TASK DIRECTIONS -
Please report each line of the data below that contains "null".

* * *

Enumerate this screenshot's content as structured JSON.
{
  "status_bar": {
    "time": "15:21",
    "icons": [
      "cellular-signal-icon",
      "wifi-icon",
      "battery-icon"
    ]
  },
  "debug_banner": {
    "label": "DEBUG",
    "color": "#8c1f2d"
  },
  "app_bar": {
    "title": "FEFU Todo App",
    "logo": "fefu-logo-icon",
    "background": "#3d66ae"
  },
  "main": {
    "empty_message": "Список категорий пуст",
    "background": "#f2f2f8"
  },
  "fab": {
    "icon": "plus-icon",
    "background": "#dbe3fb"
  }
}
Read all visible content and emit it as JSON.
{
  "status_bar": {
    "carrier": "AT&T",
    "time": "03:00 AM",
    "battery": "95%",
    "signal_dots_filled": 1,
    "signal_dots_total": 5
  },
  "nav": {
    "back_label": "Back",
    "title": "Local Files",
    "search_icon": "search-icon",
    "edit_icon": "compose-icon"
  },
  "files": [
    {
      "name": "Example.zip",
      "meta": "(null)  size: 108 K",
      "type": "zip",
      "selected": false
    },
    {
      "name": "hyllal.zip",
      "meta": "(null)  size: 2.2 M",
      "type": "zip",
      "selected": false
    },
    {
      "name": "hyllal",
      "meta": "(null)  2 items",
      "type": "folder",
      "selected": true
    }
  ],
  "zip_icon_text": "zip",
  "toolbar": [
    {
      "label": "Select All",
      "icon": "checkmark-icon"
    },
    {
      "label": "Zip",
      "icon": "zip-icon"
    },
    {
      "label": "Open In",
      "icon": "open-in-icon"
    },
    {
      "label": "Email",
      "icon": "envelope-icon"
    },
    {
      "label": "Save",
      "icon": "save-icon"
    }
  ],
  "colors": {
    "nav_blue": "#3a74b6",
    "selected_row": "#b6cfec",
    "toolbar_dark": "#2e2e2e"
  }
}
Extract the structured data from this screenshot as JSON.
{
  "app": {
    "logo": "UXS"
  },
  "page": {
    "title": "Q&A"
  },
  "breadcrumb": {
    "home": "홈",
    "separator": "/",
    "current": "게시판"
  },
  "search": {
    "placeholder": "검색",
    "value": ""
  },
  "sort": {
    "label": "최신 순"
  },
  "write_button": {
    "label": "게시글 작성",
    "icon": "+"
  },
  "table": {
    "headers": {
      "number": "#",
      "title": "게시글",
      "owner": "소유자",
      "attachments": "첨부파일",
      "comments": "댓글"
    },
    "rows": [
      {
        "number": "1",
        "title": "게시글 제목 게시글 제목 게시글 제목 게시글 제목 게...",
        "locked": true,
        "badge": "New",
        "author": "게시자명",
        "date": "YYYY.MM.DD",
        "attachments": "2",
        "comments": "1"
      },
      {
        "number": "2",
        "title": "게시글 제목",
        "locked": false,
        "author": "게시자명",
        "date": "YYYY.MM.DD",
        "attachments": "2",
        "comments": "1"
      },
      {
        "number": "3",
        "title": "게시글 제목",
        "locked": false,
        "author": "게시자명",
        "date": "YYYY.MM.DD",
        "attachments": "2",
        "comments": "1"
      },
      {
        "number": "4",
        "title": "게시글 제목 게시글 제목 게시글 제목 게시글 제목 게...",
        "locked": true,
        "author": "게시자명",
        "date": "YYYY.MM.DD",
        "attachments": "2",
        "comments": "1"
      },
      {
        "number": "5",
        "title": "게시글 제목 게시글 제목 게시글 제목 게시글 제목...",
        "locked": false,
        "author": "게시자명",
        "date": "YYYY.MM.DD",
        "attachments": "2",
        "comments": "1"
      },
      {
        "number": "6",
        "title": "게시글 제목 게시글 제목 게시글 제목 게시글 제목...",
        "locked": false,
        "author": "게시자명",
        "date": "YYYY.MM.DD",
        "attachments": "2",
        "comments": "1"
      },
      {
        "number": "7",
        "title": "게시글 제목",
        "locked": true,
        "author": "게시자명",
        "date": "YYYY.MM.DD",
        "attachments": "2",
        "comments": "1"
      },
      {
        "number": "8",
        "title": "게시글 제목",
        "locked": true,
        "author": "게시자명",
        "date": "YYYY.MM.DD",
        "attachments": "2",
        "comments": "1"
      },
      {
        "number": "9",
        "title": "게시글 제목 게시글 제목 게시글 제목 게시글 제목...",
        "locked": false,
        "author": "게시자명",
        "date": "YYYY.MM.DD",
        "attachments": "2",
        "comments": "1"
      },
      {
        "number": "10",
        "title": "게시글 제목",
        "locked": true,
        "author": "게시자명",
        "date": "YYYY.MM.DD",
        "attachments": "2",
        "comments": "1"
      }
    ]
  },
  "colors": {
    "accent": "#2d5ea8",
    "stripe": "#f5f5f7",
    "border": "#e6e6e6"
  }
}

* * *

YOUR RESPONSE -
      "meta": "(null)  size: 108 K",
      "meta": "(null)  size: 2.2 M",
      "meta": "(null)  2 items",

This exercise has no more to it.